─── EXERCISE MATERIAL
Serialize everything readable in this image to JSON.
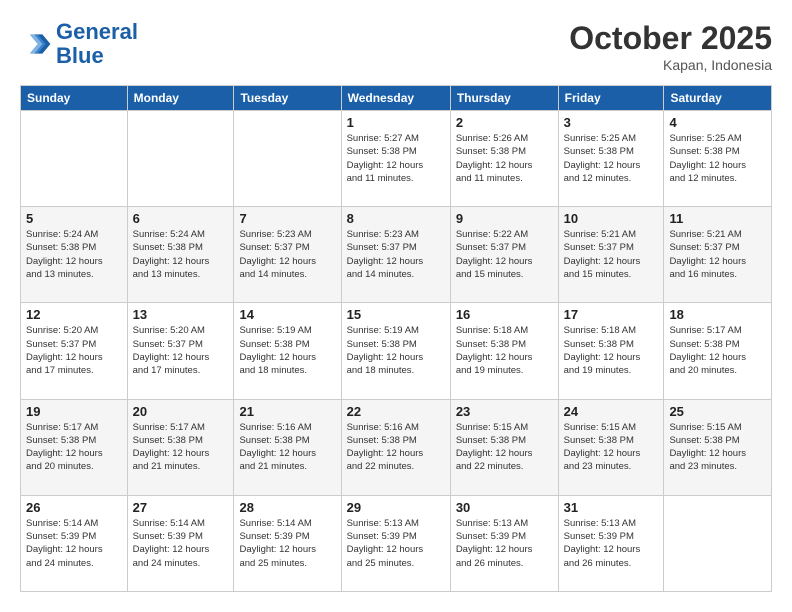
{
  "header": {
    "logo_line1": "General",
    "logo_line2": "Blue",
    "month": "October 2025",
    "location": "Kapan, Indonesia"
  },
  "columns": [
    "Sunday",
    "Monday",
    "Tuesday",
    "Wednesday",
    "Thursday",
    "Friday",
    "Saturday"
  ],
  "weeks": [
    [
      {
        "num": "",
        "info": ""
      },
      {
        "num": "",
        "info": ""
      },
      {
        "num": "",
        "info": ""
      },
      {
        "num": "1",
        "info": "Sunrise: 5:27 AM\nSunset: 5:38 PM\nDaylight: 12 hours\nand 11 minutes."
      },
      {
        "num": "2",
        "info": "Sunrise: 5:26 AM\nSunset: 5:38 PM\nDaylight: 12 hours\nand 11 minutes."
      },
      {
        "num": "3",
        "info": "Sunrise: 5:25 AM\nSunset: 5:38 PM\nDaylight: 12 hours\nand 12 minutes."
      },
      {
        "num": "4",
        "info": "Sunrise: 5:25 AM\nSunset: 5:38 PM\nDaylight: 12 hours\nand 12 minutes."
      }
    ],
    [
      {
        "num": "5",
        "info": "Sunrise: 5:24 AM\nSunset: 5:38 PM\nDaylight: 12 hours\nand 13 minutes."
      },
      {
        "num": "6",
        "info": "Sunrise: 5:24 AM\nSunset: 5:38 PM\nDaylight: 12 hours\nand 13 minutes."
      },
      {
        "num": "7",
        "info": "Sunrise: 5:23 AM\nSunset: 5:37 PM\nDaylight: 12 hours\nand 14 minutes."
      },
      {
        "num": "8",
        "info": "Sunrise: 5:23 AM\nSunset: 5:37 PM\nDaylight: 12 hours\nand 14 minutes."
      },
      {
        "num": "9",
        "info": "Sunrise: 5:22 AM\nSunset: 5:37 PM\nDaylight: 12 hours\nand 15 minutes."
      },
      {
        "num": "10",
        "info": "Sunrise: 5:21 AM\nSunset: 5:37 PM\nDaylight: 12 hours\nand 15 minutes."
      },
      {
        "num": "11",
        "info": "Sunrise: 5:21 AM\nSunset: 5:37 PM\nDaylight: 12 hours\nand 16 minutes."
      }
    ],
    [
      {
        "num": "12",
        "info": "Sunrise: 5:20 AM\nSunset: 5:37 PM\nDaylight: 12 hours\nand 17 minutes."
      },
      {
        "num": "13",
        "info": "Sunrise: 5:20 AM\nSunset: 5:37 PM\nDaylight: 12 hours\nand 17 minutes."
      },
      {
        "num": "14",
        "info": "Sunrise: 5:19 AM\nSunset: 5:38 PM\nDaylight: 12 hours\nand 18 minutes."
      },
      {
        "num": "15",
        "info": "Sunrise: 5:19 AM\nSunset: 5:38 PM\nDaylight: 12 hours\nand 18 minutes."
      },
      {
        "num": "16",
        "info": "Sunrise: 5:18 AM\nSunset: 5:38 PM\nDaylight: 12 hours\nand 19 minutes."
      },
      {
        "num": "17",
        "info": "Sunrise: 5:18 AM\nSunset: 5:38 PM\nDaylight: 12 hours\nand 19 minutes."
      },
      {
        "num": "18",
        "info": "Sunrise: 5:17 AM\nSunset: 5:38 PM\nDaylight: 12 hours\nand 20 minutes."
      }
    ],
    [
      {
        "num": "19",
        "info": "Sunrise: 5:17 AM\nSunset: 5:38 PM\nDaylight: 12 hours\nand 20 minutes."
      },
      {
        "num": "20",
        "info": "Sunrise: 5:17 AM\nSunset: 5:38 PM\nDaylight: 12 hours\nand 21 minutes."
      },
      {
        "num": "21",
        "info": "Sunrise: 5:16 AM\nSunset: 5:38 PM\nDaylight: 12 hours\nand 21 minutes."
      },
      {
        "num": "22",
        "info": "Sunrise: 5:16 AM\nSunset: 5:38 PM\nDaylight: 12 hours\nand 22 minutes."
      },
      {
        "num": "23",
        "info": "Sunrise: 5:15 AM\nSunset: 5:38 PM\nDaylight: 12 hours\nand 22 minutes."
      },
      {
        "num": "24",
        "info": "Sunrise: 5:15 AM\nSunset: 5:38 PM\nDaylight: 12 hours\nand 23 minutes."
      },
      {
        "num": "25",
        "info": "Sunrise: 5:15 AM\nSunset: 5:38 PM\nDaylight: 12 hours\nand 23 minutes."
      }
    ],
    [
      {
        "num": "26",
        "info": "Sunrise: 5:14 AM\nSunset: 5:39 PM\nDaylight: 12 hours\nand 24 minutes."
      },
      {
        "num": "27",
        "info": "Sunrise: 5:14 AM\nSunset: 5:39 PM\nDaylight: 12 hours\nand 24 minutes."
      },
      {
        "num": "28",
        "info": "Sunrise: 5:14 AM\nSunset: 5:39 PM\nDaylight: 12 hours\nand 25 minutes."
      },
      {
        "num": "29",
        "info": "Sunrise: 5:13 AM\nSunset: 5:39 PM\nDaylight: 12 hours\nand 25 minutes."
      },
      {
        "num": "30",
        "info": "Sunrise: 5:13 AM\nSunset: 5:39 PM\nDaylight: 12 hours\nand 26 minutes."
      },
      {
        "num": "31",
        "info": "Sunrise: 5:13 AM\nSunset: 5:39 PM\nDaylight: 12 hours\nand 26 minutes."
      },
      {
        "num": "",
        "info": ""
      }
    ]
  ]
}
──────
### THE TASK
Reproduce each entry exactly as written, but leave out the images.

### EXERCISE OUTPUT
Serialize everything readable in this image to JSON.
{
  "header": {
    "logo_line1": "General",
    "logo_line2": "Blue",
    "month": "October 2025",
    "location": "Kapan, Indonesia"
  },
  "columns": [
    "Sunday",
    "Monday",
    "Tuesday",
    "Wednesday",
    "Thursday",
    "Friday",
    "Saturday"
  ],
  "weeks": [
    [
      {
        "num": "",
        "info": ""
      },
      {
        "num": "",
        "info": ""
      },
      {
        "num": "",
        "info": ""
      },
      {
        "num": "1",
        "info": "Sunrise: 5:27 AM\nSunset: 5:38 PM\nDaylight: 12 hours\nand 11 minutes."
      },
      {
        "num": "2",
        "info": "Sunrise: 5:26 AM\nSunset: 5:38 PM\nDaylight: 12 hours\nand 11 minutes."
      },
      {
        "num": "3",
        "info": "Sunrise: 5:25 AM\nSunset: 5:38 PM\nDaylight: 12 hours\nand 12 minutes."
      },
      {
        "num": "4",
        "info": "Sunrise: 5:25 AM\nSunset: 5:38 PM\nDaylight: 12 hours\nand 12 minutes."
      }
    ],
    [
      {
        "num": "5",
        "info": "Sunrise: 5:24 AM\nSunset: 5:38 PM\nDaylight: 12 hours\nand 13 minutes."
      },
      {
        "num": "6",
        "info": "Sunrise: 5:24 AM\nSunset: 5:38 PM\nDaylight: 12 hours\nand 13 minutes."
      },
      {
        "num": "7",
        "info": "Sunrise: 5:23 AM\nSunset: 5:37 PM\nDaylight: 12 hours\nand 14 minutes."
      },
      {
        "num": "8",
        "info": "Sunrise: 5:23 AM\nSunset: 5:37 PM\nDaylight: 12 hours\nand 14 minutes."
      },
      {
        "num": "9",
        "info": "Sunrise: 5:22 AM\nSunset: 5:37 PM\nDaylight: 12 hours\nand 15 minutes."
      },
      {
        "num": "10",
        "info": "Sunrise: 5:21 AM\nSunset: 5:37 PM\nDaylight: 12 hours\nand 15 minutes."
      },
      {
        "num": "11",
        "info": "Sunrise: 5:21 AM\nSunset: 5:37 PM\nDaylight: 12 hours\nand 16 minutes."
      }
    ],
    [
      {
        "num": "12",
        "info": "Sunrise: 5:20 AM\nSunset: 5:37 PM\nDaylight: 12 hours\nand 17 minutes."
      },
      {
        "num": "13",
        "info": "Sunrise: 5:20 AM\nSunset: 5:37 PM\nDaylight: 12 hours\nand 17 minutes."
      },
      {
        "num": "14",
        "info": "Sunrise: 5:19 AM\nSunset: 5:38 PM\nDaylight: 12 hours\nand 18 minutes."
      },
      {
        "num": "15",
        "info": "Sunrise: 5:19 AM\nSunset: 5:38 PM\nDaylight: 12 hours\nand 18 minutes."
      },
      {
        "num": "16",
        "info": "Sunrise: 5:18 AM\nSunset: 5:38 PM\nDaylight: 12 hours\nand 19 minutes."
      },
      {
        "num": "17",
        "info": "Sunrise: 5:18 AM\nSunset: 5:38 PM\nDaylight: 12 hours\nand 19 minutes."
      },
      {
        "num": "18",
        "info": "Sunrise: 5:17 AM\nSunset: 5:38 PM\nDaylight: 12 hours\nand 20 minutes."
      }
    ],
    [
      {
        "num": "19",
        "info": "Sunrise: 5:17 AM\nSunset: 5:38 PM\nDaylight: 12 hours\nand 20 minutes."
      },
      {
        "num": "20",
        "info": "Sunrise: 5:17 AM\nSunset: 5:38 PM\nDaylight: 12 hours\nand 21 minutes."
      },
      {
        "num": "21",
        "info": "Sunrise: 5:16 AM\nSunset: 5:38 PM\nDaylight: 12 hours\nand 21 minutes."
      },
      {
        "num": "22",
        "info": "Sunrise: 5:16 AM\nSunset: 5:38 PM\nDaylight: 12 hours\nand 22 minutes."
      },
      {
        "num": "23",
        "info": "Sunrise: 5:15 AM\nSunset: 5:38 PM\nDaylight: 12 hours\nand 22 minutes."
      },
      {
        "num": "24",
        "info": "Sunrise: 5:15 AM\nSunset: 5:38 PM\nDaylight: 12 hours\nand 23 minutes."
      },
      {
        "num": "25",
        "info": "Sunrise: 5:15 AM\nSunset: 5:38 PM\nDaylight: 12 hours\nand 23 minutes."
      }
    ],
    [
      {
        "num": "26",
        "info": "Sunrise: 5:14 AM\nSunset: 5:39 PM\nDaylight: 12 hours\nand 24 minutes."
      },
      {
        "num": "27",
        "info": "Sunrise: 5:14 AM\nSunset: 5:39 PM\nDaylight: 12 hours\nand 24 minutes."
      },
      {
        "num": "28",
        "info": "Sunrise: 5:14 AM\nSunset: 5:39 PM\nDaylight: 12 hours\nand 25 minutes."
      },
      {
        "num": "29",
        "info": "Sunrise: 5:13 AM\nSunset: 5:39 PM\nDaylight: 12 hours\nand 25 minutes."
      },
      {
        "num": "30",
        "info": "Sunrise: 5:13 AM\nSunset: 5:39 PM\nDaylight: 12 hours\nand 26 minutes."
      },
      {
        "num": "31",
        "info": "Sunrise: 5:13 AM\nSunset: 5:39 PM\nDaylight: 12 hours\nand 26 minutes."
      },
      {
        "num": "",
        "info": ""
      }
    ]
  ]
}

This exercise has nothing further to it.